Gramophone

Joanna Leach devotes 15 tracks to a 1727 spinet by Thomas Barton, five to a 1787 Longman & Broderip square piano, nine to an 1823 Stodart square, and five to an 1832 Clementi square. It is very much a matter of taste, but personally I find the spinet the most rewarding to hear because it isn’t trying to sound like a pianoforte and failing. If square pianos were ever any good, they would still be manufactured today, mass-produced in some factory in South Korea. On the other hand, there is no denying the pleasure of experiencing the music of Mozart, Handel and Schubert in a domestic setting and as it would have been heard in the instruments of the day. All four instruments are pitched at 415Hz with the result that everything sounds a semitone lower than written – so Soler’s Sonata no. 84 in heard in D flat major, Mendelssohn’s Venetian Gondola Song op. 30 no. 6 in F minor, and so on.

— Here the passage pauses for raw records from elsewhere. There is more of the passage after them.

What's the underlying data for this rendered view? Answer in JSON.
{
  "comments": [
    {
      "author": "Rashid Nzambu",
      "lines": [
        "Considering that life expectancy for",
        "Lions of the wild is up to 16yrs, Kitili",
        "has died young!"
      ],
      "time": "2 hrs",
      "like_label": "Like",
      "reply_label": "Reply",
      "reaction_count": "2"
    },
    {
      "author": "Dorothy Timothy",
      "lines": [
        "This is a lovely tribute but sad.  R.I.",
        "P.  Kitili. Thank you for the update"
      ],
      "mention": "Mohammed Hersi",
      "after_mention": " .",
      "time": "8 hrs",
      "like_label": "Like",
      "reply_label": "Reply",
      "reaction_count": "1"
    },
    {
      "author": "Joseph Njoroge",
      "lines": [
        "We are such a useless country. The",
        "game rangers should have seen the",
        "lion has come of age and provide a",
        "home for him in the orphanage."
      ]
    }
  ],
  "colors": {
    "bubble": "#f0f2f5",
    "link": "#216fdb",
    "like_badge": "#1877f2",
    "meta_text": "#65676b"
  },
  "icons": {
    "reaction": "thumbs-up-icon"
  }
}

Joanna Leach’s playing is intimate, stylish and pleasantly unassuming. Among the many incidental delights are a very rare appearance on disc of Handel’s Fantasia in C, G60, and, in his Air and Variations from Suite no. 1 from the Second Book of Suites (the one Brahms used for his Variations), the sound of Longman & Broderip’s lute stop. But I shall always prefer my Schubert and Mendelssohn on the more expressive grand piano, for here it is hard to tell the difference between a Clementi square and a honky-tonk piano in a saloon bar.

—Jeremy Nicholas